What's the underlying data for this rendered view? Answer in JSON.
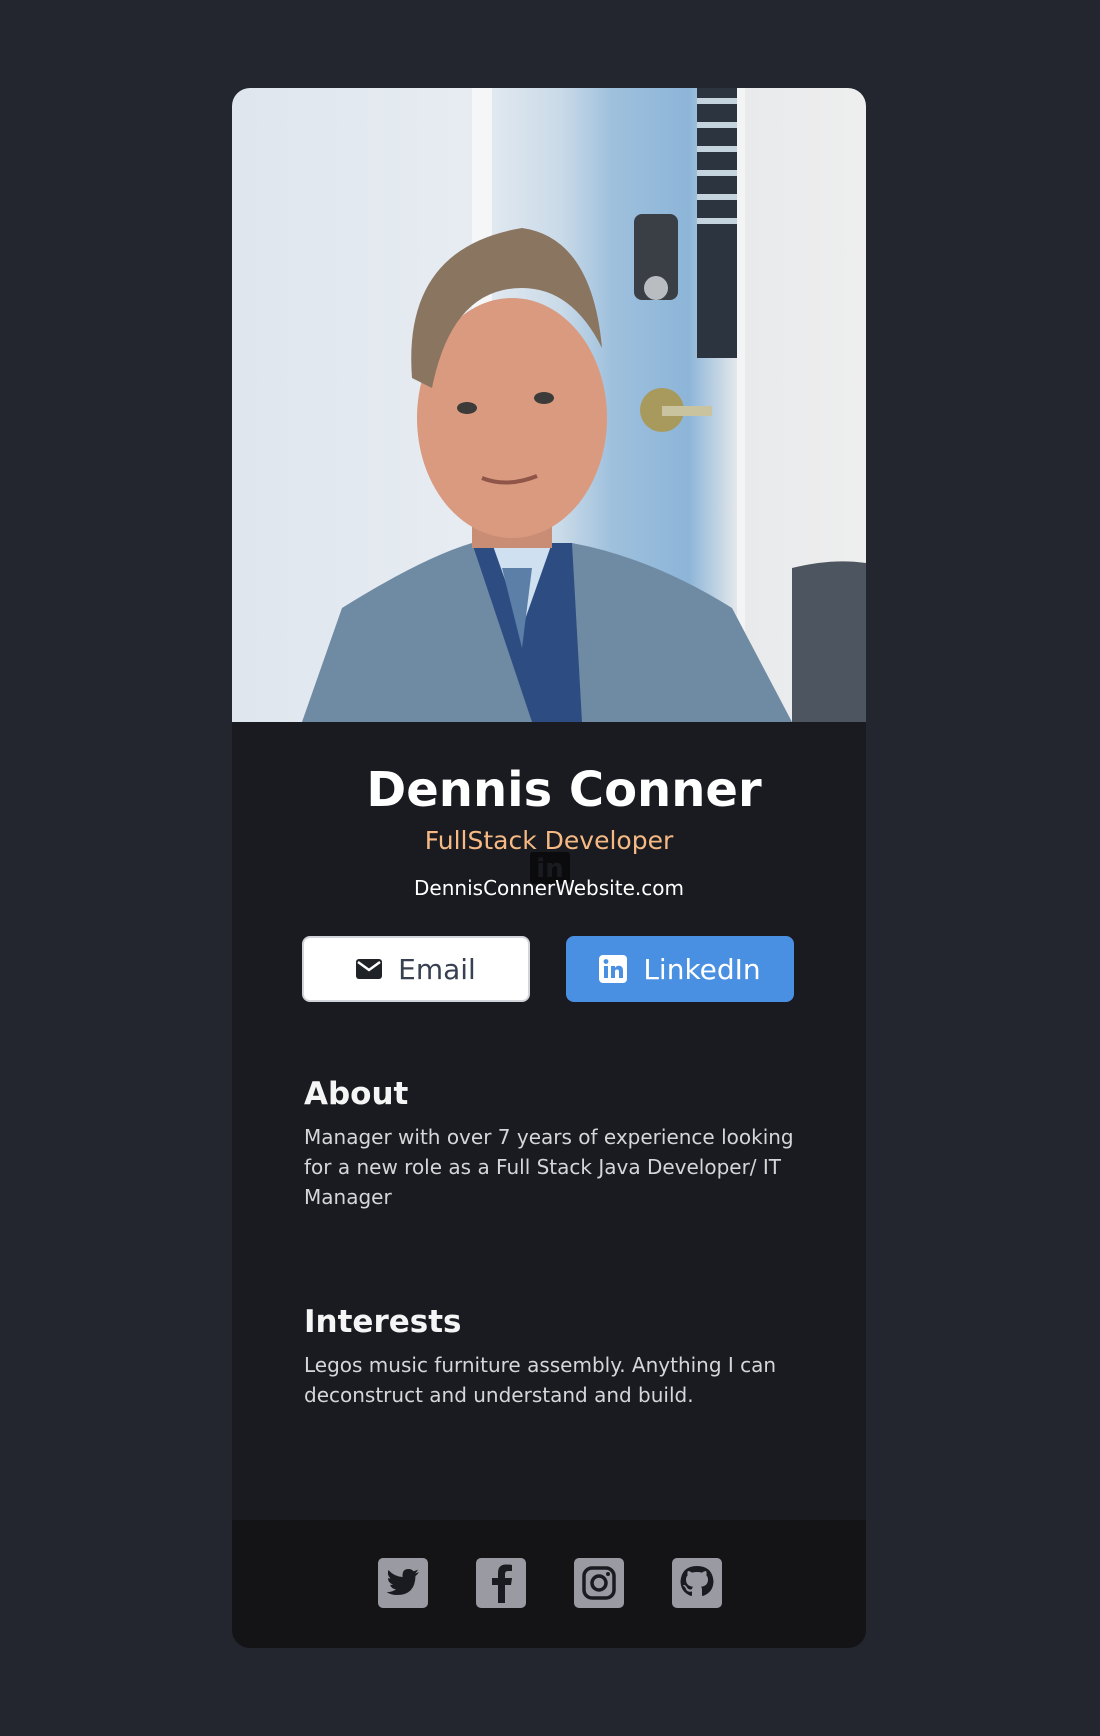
{
  "profile": {
    "photo_alt": "Portrait of Dennis Conner",
    "name": "Dennis Conner",
    "role": "FullStack Developer",
    "website": "DennisConnerWebsite.com"
  },
  "actions": {
    "email_label": "Email",
    "linkedin_label": "LinkedIn"
  },
  "about": {
    "title": "About",
    "text": "Manager with over 7 years of experience looking for a new role as a Full Stack Java Developer/ IT Manager"
  },
  "interests": {
    "title": "Interests",
    "text": "Legos music furniture assembly. Anything I can deconstruct and understand and build."
  },
  "footer": {
    "icons": [
      "twitter-icon",
      "facebook-icon",
      "instagram-icon",
      "github-icon"
    ]
  },
  "colors": {
    "page_bg": "#23252f",
    "card_bg": "#1a1b20",
    "footer_bg": "#141416",
    "role_accent": "#f6b984",
    "linkedin_blue": "#4a90e2",
    "social_icon_bg": "#9a9aa2"
  }
}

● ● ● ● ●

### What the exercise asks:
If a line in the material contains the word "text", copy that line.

### Solution:
    "text": "Manager with over 7 years of experience looking for a new role as a Full Stack Java Developer/ IT Manager"
    "text": "Legos music furniture assembly. Anything I can deconstruct and understand and build."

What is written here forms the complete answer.